Before Microsoft became a success in the 1980s, co-founder Bill Gates struggled with self-confidence and actually feared that his business would be a bust, he told students during a Q&A at Harvard last month. "Even the idea that Microsoft would be a big company, I never would admit that to myself," Gates said.
Gates was an introvert, even, he has said, antisocial, and his original plan was to teach math. "When I was in high school I thought, 'Hey, I'm a good student and therefore I should go be like a professor of mathematics,'" Gates said. The academic discipline, Gates thought, also had "a certain purity to it," which he found alluring: Math problems, he said, "are the hardest problems to solve, and you know I like hard problems."

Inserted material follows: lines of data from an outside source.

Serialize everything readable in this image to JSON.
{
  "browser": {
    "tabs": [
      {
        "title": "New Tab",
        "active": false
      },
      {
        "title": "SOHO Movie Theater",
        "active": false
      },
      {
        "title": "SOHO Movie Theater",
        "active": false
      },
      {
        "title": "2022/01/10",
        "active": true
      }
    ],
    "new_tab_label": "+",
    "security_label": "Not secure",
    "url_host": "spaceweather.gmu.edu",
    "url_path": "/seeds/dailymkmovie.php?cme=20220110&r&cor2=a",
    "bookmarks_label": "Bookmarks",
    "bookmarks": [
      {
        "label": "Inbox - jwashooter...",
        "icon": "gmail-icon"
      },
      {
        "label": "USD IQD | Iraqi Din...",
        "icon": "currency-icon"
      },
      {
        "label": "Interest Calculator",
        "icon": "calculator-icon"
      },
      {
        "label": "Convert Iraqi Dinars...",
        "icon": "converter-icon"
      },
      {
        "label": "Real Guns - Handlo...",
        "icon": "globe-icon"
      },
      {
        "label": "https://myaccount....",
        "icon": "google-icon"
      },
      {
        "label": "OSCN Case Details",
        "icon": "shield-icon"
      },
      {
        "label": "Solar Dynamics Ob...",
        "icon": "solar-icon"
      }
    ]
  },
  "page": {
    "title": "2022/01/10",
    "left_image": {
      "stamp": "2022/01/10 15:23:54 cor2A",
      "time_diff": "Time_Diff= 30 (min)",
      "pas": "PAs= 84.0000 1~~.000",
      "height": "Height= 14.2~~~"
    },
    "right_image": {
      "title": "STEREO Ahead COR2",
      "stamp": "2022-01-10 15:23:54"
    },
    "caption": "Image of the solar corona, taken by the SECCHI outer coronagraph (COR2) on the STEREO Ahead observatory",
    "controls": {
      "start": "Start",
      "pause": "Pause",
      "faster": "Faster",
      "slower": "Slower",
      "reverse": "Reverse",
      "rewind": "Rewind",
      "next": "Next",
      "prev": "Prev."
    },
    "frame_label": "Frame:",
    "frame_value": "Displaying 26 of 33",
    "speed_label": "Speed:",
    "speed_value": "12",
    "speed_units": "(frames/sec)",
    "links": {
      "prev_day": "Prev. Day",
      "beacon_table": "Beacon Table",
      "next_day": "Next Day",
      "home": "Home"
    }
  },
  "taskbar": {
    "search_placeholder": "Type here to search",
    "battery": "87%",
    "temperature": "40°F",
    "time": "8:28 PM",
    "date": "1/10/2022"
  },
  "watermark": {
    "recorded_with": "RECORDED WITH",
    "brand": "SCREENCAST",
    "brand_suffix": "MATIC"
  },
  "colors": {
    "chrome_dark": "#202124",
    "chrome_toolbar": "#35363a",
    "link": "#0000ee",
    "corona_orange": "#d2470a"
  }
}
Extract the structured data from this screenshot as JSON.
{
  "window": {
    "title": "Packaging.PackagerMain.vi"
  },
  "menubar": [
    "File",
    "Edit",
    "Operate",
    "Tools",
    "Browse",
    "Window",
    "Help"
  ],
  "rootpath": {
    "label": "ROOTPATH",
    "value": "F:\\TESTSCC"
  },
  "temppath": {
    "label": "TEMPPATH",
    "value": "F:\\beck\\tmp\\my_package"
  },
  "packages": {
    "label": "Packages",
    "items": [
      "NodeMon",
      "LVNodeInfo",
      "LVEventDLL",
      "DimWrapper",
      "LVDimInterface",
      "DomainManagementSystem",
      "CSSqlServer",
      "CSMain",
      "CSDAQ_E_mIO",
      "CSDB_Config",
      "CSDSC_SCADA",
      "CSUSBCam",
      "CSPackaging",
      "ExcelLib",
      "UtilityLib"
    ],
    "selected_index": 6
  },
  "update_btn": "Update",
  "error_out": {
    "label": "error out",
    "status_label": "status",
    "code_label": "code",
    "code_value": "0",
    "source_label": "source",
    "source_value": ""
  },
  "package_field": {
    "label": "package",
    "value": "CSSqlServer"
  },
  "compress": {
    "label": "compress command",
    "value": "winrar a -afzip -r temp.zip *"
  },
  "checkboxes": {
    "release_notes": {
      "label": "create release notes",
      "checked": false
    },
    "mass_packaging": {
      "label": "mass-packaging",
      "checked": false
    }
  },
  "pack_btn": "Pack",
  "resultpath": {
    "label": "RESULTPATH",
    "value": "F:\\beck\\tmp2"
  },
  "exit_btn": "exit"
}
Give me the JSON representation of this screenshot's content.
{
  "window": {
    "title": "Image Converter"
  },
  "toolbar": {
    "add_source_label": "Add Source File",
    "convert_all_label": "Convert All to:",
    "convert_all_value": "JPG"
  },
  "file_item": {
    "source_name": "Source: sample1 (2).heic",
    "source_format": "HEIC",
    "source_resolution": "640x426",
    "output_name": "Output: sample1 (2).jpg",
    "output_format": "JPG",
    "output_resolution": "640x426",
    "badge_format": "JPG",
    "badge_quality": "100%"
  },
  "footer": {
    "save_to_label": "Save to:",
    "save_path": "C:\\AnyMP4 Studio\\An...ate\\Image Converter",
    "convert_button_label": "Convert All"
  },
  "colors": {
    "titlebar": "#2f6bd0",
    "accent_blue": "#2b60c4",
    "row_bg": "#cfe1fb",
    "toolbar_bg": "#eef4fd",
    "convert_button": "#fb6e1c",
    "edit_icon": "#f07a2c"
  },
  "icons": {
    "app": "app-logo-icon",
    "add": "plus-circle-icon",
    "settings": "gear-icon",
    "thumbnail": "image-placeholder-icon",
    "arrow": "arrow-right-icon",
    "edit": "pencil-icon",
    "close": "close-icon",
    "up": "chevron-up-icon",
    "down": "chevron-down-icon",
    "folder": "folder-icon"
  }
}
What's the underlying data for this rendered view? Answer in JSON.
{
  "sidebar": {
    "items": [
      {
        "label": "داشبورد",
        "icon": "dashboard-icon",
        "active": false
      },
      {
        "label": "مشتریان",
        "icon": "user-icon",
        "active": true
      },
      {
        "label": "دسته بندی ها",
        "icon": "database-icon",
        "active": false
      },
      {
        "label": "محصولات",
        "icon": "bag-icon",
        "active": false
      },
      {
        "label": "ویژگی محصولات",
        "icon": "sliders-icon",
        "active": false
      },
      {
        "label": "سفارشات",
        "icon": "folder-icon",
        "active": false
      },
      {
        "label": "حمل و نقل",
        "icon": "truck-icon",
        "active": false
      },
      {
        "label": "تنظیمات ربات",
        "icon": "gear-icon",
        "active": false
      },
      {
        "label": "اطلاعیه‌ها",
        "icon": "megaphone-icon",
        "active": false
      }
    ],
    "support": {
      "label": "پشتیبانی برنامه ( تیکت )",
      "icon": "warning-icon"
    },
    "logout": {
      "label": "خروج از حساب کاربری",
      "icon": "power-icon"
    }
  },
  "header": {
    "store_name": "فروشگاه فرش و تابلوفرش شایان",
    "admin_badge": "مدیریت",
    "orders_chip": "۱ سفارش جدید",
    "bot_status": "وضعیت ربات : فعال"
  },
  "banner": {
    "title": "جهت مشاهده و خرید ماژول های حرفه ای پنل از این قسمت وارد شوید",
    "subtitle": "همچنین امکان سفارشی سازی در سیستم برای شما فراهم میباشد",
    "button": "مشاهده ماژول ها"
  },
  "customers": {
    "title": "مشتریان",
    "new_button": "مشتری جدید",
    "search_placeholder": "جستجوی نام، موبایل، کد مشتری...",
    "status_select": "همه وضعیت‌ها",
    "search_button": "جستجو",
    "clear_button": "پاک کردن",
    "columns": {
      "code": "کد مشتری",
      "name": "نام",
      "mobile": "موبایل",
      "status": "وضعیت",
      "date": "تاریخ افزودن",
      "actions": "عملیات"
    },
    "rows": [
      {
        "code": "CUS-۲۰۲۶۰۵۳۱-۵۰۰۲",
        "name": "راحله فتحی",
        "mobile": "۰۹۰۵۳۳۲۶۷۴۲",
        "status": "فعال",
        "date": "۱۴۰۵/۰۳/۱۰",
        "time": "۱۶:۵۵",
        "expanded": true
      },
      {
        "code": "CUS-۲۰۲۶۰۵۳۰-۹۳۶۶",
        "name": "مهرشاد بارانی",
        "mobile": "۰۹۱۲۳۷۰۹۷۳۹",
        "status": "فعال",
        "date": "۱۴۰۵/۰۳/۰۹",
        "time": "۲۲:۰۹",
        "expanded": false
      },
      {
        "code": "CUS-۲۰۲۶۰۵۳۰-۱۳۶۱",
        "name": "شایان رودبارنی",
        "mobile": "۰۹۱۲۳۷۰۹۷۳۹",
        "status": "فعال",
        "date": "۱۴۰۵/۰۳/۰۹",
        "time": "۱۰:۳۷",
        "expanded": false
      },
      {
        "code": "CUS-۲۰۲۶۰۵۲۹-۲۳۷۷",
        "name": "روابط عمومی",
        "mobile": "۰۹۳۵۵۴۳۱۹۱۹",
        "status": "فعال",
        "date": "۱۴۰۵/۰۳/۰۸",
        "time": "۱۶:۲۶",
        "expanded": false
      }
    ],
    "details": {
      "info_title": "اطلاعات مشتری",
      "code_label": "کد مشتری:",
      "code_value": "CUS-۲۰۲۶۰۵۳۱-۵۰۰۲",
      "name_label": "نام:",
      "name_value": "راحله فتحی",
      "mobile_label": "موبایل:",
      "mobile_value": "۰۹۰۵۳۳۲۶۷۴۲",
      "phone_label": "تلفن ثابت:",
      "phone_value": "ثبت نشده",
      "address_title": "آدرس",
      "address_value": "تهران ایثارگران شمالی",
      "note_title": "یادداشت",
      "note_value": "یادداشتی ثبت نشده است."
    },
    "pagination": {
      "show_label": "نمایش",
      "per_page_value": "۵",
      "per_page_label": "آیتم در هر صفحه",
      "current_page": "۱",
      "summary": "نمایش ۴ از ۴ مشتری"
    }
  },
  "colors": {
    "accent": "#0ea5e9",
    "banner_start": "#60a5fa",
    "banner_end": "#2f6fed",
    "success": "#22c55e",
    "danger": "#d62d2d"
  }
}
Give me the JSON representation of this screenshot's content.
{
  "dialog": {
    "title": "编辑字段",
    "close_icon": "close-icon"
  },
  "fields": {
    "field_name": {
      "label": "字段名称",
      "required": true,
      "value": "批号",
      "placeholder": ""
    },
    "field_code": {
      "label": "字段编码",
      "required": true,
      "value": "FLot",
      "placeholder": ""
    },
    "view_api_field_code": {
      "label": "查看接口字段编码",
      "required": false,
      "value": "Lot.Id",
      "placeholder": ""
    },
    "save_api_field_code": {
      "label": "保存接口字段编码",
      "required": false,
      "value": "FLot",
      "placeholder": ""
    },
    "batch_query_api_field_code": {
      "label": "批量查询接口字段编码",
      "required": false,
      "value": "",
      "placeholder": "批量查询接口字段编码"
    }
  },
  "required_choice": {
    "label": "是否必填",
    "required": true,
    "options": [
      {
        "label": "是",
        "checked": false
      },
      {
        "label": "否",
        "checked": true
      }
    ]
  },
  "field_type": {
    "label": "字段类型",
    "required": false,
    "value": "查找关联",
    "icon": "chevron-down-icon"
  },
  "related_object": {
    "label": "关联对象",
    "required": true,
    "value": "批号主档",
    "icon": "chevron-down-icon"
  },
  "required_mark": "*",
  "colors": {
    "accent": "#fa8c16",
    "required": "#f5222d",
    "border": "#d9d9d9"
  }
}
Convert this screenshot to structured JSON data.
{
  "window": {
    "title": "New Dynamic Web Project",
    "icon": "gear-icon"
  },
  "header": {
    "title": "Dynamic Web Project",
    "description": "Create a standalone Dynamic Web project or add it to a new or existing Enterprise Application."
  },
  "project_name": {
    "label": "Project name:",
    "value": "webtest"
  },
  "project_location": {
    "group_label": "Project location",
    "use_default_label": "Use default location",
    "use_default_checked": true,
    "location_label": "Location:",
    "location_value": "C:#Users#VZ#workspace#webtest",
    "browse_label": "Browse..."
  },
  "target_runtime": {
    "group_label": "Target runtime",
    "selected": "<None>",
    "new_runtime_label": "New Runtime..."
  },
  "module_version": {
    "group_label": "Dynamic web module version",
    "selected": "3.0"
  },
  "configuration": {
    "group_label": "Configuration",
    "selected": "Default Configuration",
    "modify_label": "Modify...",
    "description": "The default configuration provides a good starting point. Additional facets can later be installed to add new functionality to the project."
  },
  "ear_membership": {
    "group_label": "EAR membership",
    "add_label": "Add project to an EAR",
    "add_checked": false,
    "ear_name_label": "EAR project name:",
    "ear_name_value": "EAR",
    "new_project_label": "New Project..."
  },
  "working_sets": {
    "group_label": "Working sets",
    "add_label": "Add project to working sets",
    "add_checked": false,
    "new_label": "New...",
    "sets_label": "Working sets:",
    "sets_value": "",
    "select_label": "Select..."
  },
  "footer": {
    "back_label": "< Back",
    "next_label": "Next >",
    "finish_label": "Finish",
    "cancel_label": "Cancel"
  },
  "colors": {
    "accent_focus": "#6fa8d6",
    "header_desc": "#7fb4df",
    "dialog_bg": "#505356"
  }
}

Until his old friend and future business partner Paul Allen convinced him to seriously pursue computer programming, Gates wasn't planning for a career in tech or business. Instead, Allen challenged him to leave his comfort zone — in more ways than one.